The agenda inherited from 1967 is one that the ensuing two decades have done little to advance. It will take many years to overcome successfully the legacy of that war and the crises it engendered. Four components stand out. The first concerns the social tensions within Middle Eastern societies: the changes fueled by oil revenues have produced fragmentation, inequality and dislocation on a vast and enduring scale. The “over-building” of physical plants, from military bases to petrochemical factories, masks a process of growing underdevelopment. Domestic resources and skills have been dissipated and lost. Countries are more dependent than ever on an external income, from oil, that will in time run out. Iran has undergone a social revolution as a result of these tensions. Many other Middle Eastern societies are also facing profound internal dislocations.

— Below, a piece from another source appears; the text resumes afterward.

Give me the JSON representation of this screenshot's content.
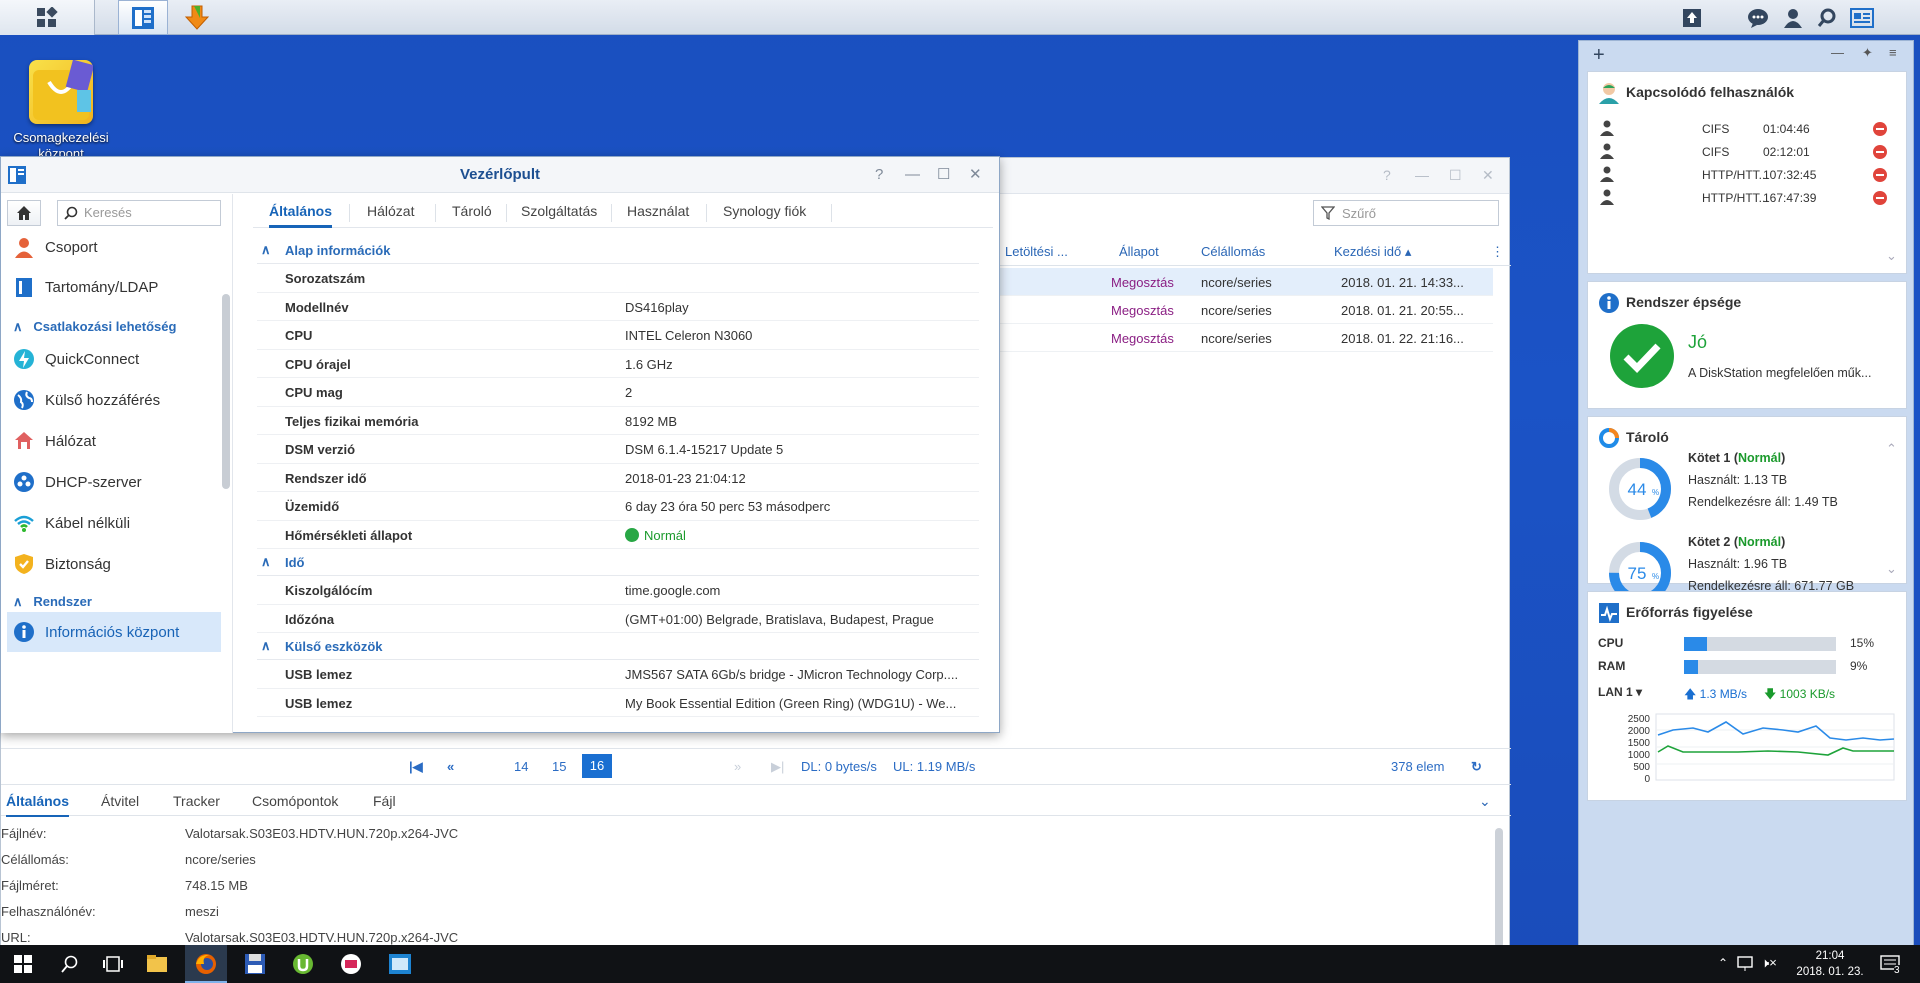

A second element is the mounting sectarianism and chauvinism of Middle Eastern politics, evident in the Iran-Iraq war, in Lebanon’s strife and in the growing confessional conflict in Egypt. This phenomenon also embitters and complicates the Arab-Israeli dispute, pitting a triumphalist intransigent nationalism in Israel against an often chauvinistic nationalism and blind rejectionism dominant among Arabs. The rise of religiously formed political ideologies has had nefarious consequences. The core internationalist hope of 1967, that a common movement of anti-colonial Israelis and Palestinians would emerge, has not been realized. Both the oppressor nation, Israel, and the state allies and leaders of the oppressed Palestinians must bear responsibility for this impasse. The chief victims remain the Palestinian people. A Palestinian or Arab unity based on an unthinking rejection of a political solution will only consolidate Israel’s predominance.
A third unresolved dimension of the Middle East crisis, one postponed and rendered worse by the oil boom, has been that of political development. The need to develop political democracy and autonomy for oppressed classes, women and ethnic groups is as pressing today as in 1967. Finally, there remains the starting point of Arab and Iranian nationalism, namely the independence of the Middle Eastern states from external intervention and control. The past two decades have been replete with indirect economic and political control, enhanced by the divisions and social weaknesses of the Middle Eastern societies themselves. If 1967 exposed the deep problems facing the Middle East, and the Arab world in particular, the ensuing years have only underlined the need for clarity and political decisiveness in the search for solutions.